Collection entries
━━━━━━━━━━━━━━━━

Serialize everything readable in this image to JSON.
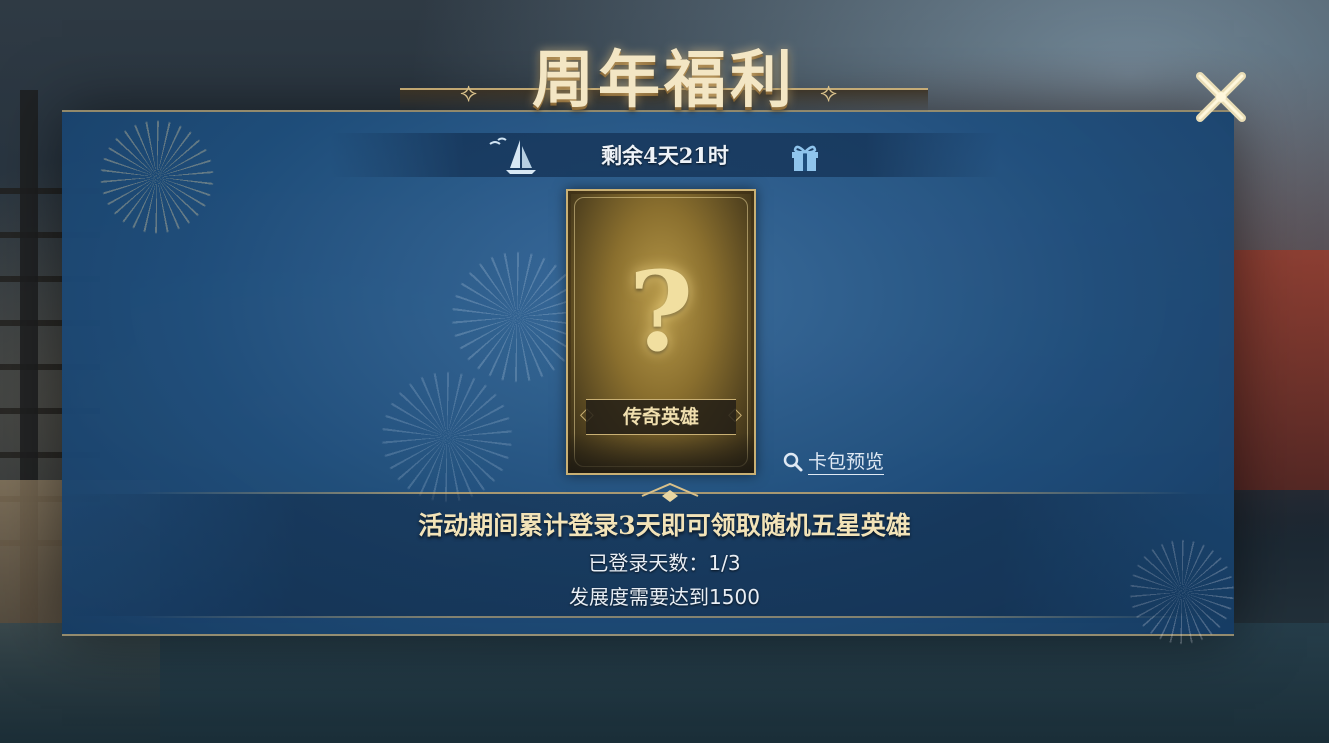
{
  "header": {
    "title": "周年福利",
    "close_icon": "close-icon"
  },
  "timer": {
    "remaining": "剩余4天21时",
    "left_icon": "sailboat-icon",
    "right_icon": "gift-icon"
  },
  "card": {
    "symbol": "?",
    "label": "传奇英雄"
  },
  "preview": {
    "label": "卡包预览",
    "icon": "search-icon"
  },
  "requirements": {
    "description": "活动期间累计登录3天即可领取随机五星英雄",
    "login_progress": "已登录天数：1/3",
    "development_requirement": "发展度需要达到1500"
  },
  "colors": {
    "gold": "#f2e3b8",
    "panel_blue": "#1e4e7d",
    "text_light": "#e8eef5"
  }
}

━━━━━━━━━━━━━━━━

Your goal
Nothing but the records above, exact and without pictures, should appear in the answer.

Result
Serialize everything readable in this image to JSON.
{
  "header": {
    "title": "周年福利",
    "close_icon": "close-icon"
  },
  "timer": {
    "remaining": "剩余4天21时",
    "left_icon": "sailboat-icon",
    "right_icon": "gift-icon"
  },
  "card": {
    "symbol": "?",
    "label": "传奇英雄"
  },
  "preview": {
    "label": "卡包预览",
    "icon": "search-icon"
  },
  "requirements": {
    "description": "活动期间累计登录3天即可领取随机五星英雄",
    "login_progress": "已登录天数：1/3",
    "development_requirement": "发展度需要达到1500"
  },
  "colors": {
    "gold": "#f2e3b8",
    "panel_blue": "#1e4e7d",
    "text_light": "#e8eef5"
  }
}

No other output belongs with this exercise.